Inquire about product photographs

Additionally, request that the seller add anything in the photo to demonstrate that it was taken lately, such as a sticky note with your name or the date next to the item you wish to purchase. If they are unable or unwilling to comply with your request, you should take your business elsewhere. When purchasing a more expensive antique, vintage, or luxury item, Rose from Depop recommends always requesting certificates of authenticity, serial numbers, and photographs of labels and stitching to guarantee you’re getting the genuine article.

Always inform the authorities of the scammer

If you believe a buyer or seller is taking advantage of others, notify the website’s administrators. Some sites allow you to report a user directly; others require you to email the user’s details to an email address. If you believe you have been a victim of a scam, Coakley recommends filing a complaint with the Federal Trade Commission and your local attorney general, as well as filing a police report. Though those agencies typically lack the resources necessary to investigate every complaint, Coakley notes that complaints are recorded in a database; the number of complaints about a particular scam is one of the factors an agency considers when deciding whether to devote resources to investigating it.

Bear in mind those phrases

Nowadays, many individuals purchase used bicycles online. After all, it is possible to score a wonderful deal, as many individuals purchase bikes with the best of intentions but never use them. However, if you’re considering purchasing a used bike, there are a few things to keep in mind while purchasing a used bike online.

“I’m not very knowledgeable about bicycles.”

Keep an eye out for this because it could mean: “I know the bike is total crap, so I’m going to pretend ignorance so you don’t call back and yell at me when it falls apart.”

Of course, it could simply mean they don’t know anything about bikes – which is fine if you do.

“The photo doesn’t show a saddle, but I have one/you can get one for a really low price.”

This most likely means “it’s stolen.” (Because some people remove their saddles when they park their bikes to deter bike thieves, which unfortunately does not always work.)

“The photo doesn’t show a front wheel, but I have one/you can get one for a really low price.”

“It’s been stolen.” (Because some people remove their front wheels when they park their bikes to deter bike thieves, but this doesn’t always work.)

“It’s hardly ever used!” or “I’ve only ridden four times!”

There could be a very good reason why it hasn’t been used much. And the reason could be that it’s a bad bike. And if the current owner despises it so much, why would you want to spend money on a bike you don’t want to ride?

BUT, if they have a compelling reason not to ride it, such as back surgery, that’s a different story. Let’s not forget that many people buy bikes with the intention of cycling and getting in shape, but then don’t. That, of course, will not happen to you!

“I have to sell this bike today!”

“It’s been stolen.”

“Must GO!”

“It’s unquestionably stolen.

”“Rare!” “Vintage!” “Seldom discovered!”

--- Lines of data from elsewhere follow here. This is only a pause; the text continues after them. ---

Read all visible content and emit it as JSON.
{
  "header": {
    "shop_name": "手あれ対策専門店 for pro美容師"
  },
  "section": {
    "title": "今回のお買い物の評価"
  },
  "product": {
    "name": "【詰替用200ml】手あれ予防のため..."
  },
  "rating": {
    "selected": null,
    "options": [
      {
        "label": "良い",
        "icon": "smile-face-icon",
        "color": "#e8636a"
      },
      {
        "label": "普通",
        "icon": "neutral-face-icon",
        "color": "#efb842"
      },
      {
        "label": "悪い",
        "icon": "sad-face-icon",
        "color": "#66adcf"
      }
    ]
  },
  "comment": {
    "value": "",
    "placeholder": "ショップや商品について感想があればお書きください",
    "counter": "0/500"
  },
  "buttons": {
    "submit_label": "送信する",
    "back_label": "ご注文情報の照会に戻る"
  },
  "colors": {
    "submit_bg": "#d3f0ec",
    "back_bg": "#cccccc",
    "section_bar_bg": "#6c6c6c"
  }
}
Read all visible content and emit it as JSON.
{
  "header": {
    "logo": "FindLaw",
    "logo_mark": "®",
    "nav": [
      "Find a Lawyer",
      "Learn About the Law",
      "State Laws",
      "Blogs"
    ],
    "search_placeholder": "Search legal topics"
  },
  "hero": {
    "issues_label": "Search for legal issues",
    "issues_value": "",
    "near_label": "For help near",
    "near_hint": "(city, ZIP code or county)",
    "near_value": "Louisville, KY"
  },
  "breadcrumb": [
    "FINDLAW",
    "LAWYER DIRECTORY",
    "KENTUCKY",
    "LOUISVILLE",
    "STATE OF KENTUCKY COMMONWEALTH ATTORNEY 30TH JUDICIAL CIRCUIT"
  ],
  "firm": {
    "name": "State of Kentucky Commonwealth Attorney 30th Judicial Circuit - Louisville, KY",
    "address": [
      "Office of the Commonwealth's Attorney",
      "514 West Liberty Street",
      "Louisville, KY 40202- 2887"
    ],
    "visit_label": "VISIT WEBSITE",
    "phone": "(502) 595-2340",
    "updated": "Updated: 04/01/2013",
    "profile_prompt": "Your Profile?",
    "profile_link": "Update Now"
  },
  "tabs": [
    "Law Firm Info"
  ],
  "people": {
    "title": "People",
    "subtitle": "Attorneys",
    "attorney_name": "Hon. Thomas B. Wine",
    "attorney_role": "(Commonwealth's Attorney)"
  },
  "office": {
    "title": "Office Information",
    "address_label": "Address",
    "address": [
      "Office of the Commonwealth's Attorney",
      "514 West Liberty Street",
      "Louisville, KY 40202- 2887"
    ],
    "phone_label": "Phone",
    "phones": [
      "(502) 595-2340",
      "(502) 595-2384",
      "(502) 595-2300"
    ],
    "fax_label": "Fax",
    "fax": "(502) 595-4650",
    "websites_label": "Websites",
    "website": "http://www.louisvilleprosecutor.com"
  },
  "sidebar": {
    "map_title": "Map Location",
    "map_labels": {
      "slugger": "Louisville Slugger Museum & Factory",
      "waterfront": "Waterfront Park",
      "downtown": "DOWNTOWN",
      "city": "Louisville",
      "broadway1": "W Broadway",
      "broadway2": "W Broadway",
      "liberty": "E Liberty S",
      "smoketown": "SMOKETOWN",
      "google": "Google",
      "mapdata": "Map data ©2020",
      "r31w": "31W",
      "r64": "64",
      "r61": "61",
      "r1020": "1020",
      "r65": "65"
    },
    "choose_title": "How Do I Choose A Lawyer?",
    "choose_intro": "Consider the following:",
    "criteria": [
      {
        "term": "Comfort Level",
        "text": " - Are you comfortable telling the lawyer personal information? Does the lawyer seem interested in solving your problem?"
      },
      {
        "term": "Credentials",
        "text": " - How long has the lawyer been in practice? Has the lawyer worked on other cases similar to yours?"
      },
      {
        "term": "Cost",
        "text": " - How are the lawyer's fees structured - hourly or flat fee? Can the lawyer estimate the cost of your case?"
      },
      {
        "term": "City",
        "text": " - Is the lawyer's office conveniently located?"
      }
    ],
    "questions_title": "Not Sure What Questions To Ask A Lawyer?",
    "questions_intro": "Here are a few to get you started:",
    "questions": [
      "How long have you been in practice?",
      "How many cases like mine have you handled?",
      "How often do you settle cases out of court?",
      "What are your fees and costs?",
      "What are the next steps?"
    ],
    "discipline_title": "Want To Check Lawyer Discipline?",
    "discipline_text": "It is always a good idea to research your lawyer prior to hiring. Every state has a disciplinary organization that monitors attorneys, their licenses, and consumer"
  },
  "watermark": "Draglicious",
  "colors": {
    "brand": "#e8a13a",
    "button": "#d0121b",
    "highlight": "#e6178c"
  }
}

Typically, these sentences imply that there is nothing positive to say about the bike, with the vendor hoping that you will feel it is a rare find that you should get before anybody else does… Moreover, in general, the bike is not uncommon, as you will quickly discover if you conduct additional Internet research. Certain vendors appear to believe that the word “old” is spelt “v-i-n-t-a-g-e.”

When are these dealers going to comprehend that an old, worthless bike is still worthless? Simply because it has been collecting dust in their garage for 50 years does not mean it has magically transformed into a “vintage” bike worth hundreds of dollars. Almost every motorcycle advertisement I’ve ever seen had the phrase “vintage,” which simply meant “old.”

Of course, excluding all bikes labeled “vintage” would be problematic if you are seeking for a genuine vintage motorcycle (and there are sometimes some of these for sale online). Once again, it’s a matter of conducting research to validate the seller’s assertion.